## TO DO
Without skipping a line, reproduce the entries exactly.

□ □ □ □ □ □ □

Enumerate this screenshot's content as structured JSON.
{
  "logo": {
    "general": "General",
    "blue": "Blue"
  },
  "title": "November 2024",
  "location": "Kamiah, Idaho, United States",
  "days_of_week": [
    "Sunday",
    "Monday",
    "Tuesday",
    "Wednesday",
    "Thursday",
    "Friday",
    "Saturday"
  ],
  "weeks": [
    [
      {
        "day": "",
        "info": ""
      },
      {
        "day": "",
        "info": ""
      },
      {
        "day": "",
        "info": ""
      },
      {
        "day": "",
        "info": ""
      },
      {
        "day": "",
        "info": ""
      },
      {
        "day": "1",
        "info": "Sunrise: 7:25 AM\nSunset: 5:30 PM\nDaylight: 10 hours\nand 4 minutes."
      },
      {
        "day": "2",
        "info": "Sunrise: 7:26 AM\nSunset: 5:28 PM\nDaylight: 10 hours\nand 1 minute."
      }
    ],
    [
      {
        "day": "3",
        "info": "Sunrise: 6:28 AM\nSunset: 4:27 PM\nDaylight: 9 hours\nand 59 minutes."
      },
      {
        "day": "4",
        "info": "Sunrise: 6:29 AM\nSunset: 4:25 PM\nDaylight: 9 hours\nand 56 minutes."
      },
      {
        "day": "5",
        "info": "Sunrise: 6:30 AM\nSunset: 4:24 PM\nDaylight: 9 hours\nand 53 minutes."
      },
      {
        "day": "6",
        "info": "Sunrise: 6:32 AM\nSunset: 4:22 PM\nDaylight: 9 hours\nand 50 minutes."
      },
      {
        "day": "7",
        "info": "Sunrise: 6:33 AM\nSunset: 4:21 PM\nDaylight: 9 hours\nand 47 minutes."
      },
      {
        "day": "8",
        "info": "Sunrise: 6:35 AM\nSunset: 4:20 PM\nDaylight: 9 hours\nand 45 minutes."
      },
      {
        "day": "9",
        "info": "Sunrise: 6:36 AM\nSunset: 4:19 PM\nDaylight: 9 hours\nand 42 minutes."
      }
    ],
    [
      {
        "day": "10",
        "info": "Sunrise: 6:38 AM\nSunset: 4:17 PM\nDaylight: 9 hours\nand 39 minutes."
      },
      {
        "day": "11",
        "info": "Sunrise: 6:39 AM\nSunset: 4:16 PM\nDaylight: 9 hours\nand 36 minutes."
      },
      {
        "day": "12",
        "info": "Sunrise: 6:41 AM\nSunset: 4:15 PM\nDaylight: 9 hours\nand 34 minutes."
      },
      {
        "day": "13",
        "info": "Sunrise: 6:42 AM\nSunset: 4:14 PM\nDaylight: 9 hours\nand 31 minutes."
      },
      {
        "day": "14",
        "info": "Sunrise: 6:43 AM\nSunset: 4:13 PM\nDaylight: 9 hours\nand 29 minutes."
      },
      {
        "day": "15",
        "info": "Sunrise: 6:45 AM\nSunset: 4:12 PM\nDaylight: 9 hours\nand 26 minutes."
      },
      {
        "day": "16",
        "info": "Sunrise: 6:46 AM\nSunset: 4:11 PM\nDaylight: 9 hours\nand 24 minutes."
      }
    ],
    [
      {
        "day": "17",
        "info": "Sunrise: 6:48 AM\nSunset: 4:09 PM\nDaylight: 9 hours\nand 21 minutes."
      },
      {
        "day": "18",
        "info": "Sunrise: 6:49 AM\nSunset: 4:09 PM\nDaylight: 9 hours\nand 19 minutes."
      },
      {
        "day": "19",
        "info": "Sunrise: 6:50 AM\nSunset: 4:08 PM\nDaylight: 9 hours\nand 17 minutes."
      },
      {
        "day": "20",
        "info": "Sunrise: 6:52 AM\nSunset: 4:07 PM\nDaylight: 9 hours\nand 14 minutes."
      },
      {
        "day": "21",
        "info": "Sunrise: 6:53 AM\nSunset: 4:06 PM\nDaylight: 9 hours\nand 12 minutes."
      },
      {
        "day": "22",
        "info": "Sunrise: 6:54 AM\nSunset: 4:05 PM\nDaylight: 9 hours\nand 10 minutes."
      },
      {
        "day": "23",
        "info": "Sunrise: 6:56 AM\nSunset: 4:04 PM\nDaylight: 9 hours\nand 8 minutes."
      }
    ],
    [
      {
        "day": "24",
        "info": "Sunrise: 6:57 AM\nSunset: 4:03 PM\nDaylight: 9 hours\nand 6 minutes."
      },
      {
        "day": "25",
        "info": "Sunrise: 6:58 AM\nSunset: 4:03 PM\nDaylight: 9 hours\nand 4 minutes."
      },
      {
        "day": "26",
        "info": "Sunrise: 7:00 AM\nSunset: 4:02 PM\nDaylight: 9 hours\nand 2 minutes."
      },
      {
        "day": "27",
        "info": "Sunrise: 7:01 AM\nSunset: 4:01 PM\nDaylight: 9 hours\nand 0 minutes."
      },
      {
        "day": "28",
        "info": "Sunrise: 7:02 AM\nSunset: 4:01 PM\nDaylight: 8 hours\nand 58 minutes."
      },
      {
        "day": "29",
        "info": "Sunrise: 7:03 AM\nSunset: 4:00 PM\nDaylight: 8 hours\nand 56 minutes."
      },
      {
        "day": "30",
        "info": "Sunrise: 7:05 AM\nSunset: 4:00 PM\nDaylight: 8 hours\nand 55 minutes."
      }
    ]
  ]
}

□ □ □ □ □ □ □

## OUTPUT OF THE EXERCISE
Enumerate this screenshot's content as structured JSON.
{
  "logo": {
    "general": "General",
    "blue": "Blue"
  },
  "title": "November 2024",
  "location": "Kamiah, Idaho, United States",
  "days_of_week": [
    "Sunday",
    "Monday",
    "Tuesday",
    "Wednesday",
    "Thursday",
    "Friday",
    "Saturday"
  ],
  "weeks": [
    [
      {
        "day": "",
        "info": ""
      },
      {
        "day": "",
        "info": ""
      },
      {
        "day": "",
        "info": ""
      },
      {
        "day": "",
        "info": ""
      },
      {
        "day": "",
        "info": ""
      },
      {
        "day": "1",
        "info": "Sunrise: 7:25 AM\nSunset: 5:30 PM\nDaylight: 10 hours\nand 4 minutes."
      },
      {
        "day": "2",
        "info": "Sunrise: 7:26 AM\nSunset: 5:28 PM\nDaylight: 10 hours\nand 1 minute."
      }
    ],
    [
      {
        "day": "3",
        "info": "Sunrise: 6:28 AM\nSunset: 4:27 PM\nDaylight: 9 hours\nand 59 minutes."
      },
      {
        "day": "4",
        "info": "Sunrise: 6:29 AM\nSunset: 4:25 PM\nDaylight: 9 hours\nand 56 minutes."
      },
      {
        "day": "5",
        "info": "Sunrise: 6:30 AM\nSunset: 4:24 PM\nDaylight: 9 hours\nand 53 minutes."
      },
      {
        "day": "6",
        "info": "Sunrise: 6:32 AM\nSunset: 4:22 PM\nDaylight: 9 hours\nand 50 minutes."
      },
      {
        "day": "7",
        "info": "Sunrise: 6:33 AM\nSunset: 4:21 PM\nDaylight: 9 hours\nand 47 minutes."
      },
      {
        "day": "8",
        "info": "Sunrise: 6:35 AM\nSunset: 4:20 PM\nDaylight: 9 hours\nand 45 minutes."
      },
      {
        "day": "9",
        "info": "Sunrise: 6:36 AM\nSunset: 4:19 PM\nDaylight: 9 hours\nand 42 minutes."
      }
    ],
    [
      {
        "day": "10",
        "info": "Sunrise: 6:38 AM\nSunset: 4:17 PM\nDaylight: 9 hours\nand 39 minutes."
      },
      {
        "day": "11",
        "info": "Sunrise: 6:39 AM\nSunset: 4:16 PM\nDaylight: 9 hours\nand 36 minutes."
      },
      {
        "day": "12",
        "info": "Sunrise: 6:41 AM\nSunset: 4:15 PM\nDaylight: 9 hours\nand 34 minutes."
      },
      {
        "day": "13",
        "info": "Sunrise: 6:42 AM\nSunset: 4:14 PM\nDaylight: 9 hours\nand 31 minutes."
      },
      {
        "day": "14",
        "info": "Sunrise: 6:43 AM\nSunset: 4:13 PM\nDaylight: 9 hours\nand 29 minutes."
      },
      {
        "day": "15",
        "info": "Sunrise: 6:45 AM\nSunset: 4:12 PM\nDaylight: 9 hours\nand 26 minutes."
      },
      {
        "day": "16",
        "info": "Sunrise: 6:46 AM\nSunset: 4:11 PM\nDaylight: 9 hours\nand 24 minutes."
      }
    ],
    [
      {
        "day": "17",
        "info": "Sunrise: 6:48 AM\nSunset: 4:09 PM\nDaylight: 9 hours\nand 21 minutes."
      },
      {
        "day": "18",
        "info": "Sunrise: 6:49 AM\nSunset: 4:09 PM\nDaylight: 9 hours\nand 19 minutes."
      },
      {
        "day": "19",
        "info": "Sunrise: 6:50 AM\nSunset: 4:08 PM\nDaylight: 9 hours\nand 17 minutes."
      },
      {
        "day": "20",
        "info": "Sunrise: 6:52 AM\nSunset: 4:07 PM\nDaylight: 9 hours\nand 14 minutes."
      },
      {
        "day": "21",
        "info": "Sunrise: 6:53 AM\nSunset: 4:06 PM\nDaylight: 9 hours\nand 12 minutes."
      },
      {
        "day": "22",
        "info": "Sunrise: 6:54 AM\nSunset: 4:05 PM\nDaylight: 9 hours\nand 10 minutes."
      },
      {
        "day": "23",
        "info": "Sunrise: 6:56 AM\nSunset: 4:04 PM\nDaylight: 9 hours\nand 8 minutes."
      }
    ],
    [
      {
        "day": "24",
        "info": "Sunrise: 6:57 AM\nSunset: 4:03 PM\nDaylight: 9 hours\nand 6 minutes."
      },
      {
        "day": "25",
        "info": "Sunrise: 6:58 AM\nSunset: 4:03 PM\nDaylight: 9 hours\nand 4 minutes."
      },
      {
        "day": "26",
        "info": "Sunrise: 7:00 AM\nSunset: 4:02 PM\nDaylight: 9 hours\nand 2 minutes."
      },
      {
        "day": "27",
        "info": "Sunrise: 7:01 AM\nSunset: 4:01 PM\nDaylight: 9 hours\nand 0 minutes."
      },
      {
        "day": "28",
        "info": "Sunrise: 7:02 AM\nSunset: 4:01 PM\nDaylight: 8 hours\nand 58 minutes."
      },
      {
        "day": "29",
        "info": "Sunrise: 7:03 AM\nSunset: 4:00 PM\nDaylight: 8 hours\nand 56 minutes."
      },
      {
        "day": "30",
        "info": "Sunrise: 7:05 AM\nSunset: 4:00 PM\nDaylight: 8 hours\nand 55 minutes."
      }
    ]
  ]
}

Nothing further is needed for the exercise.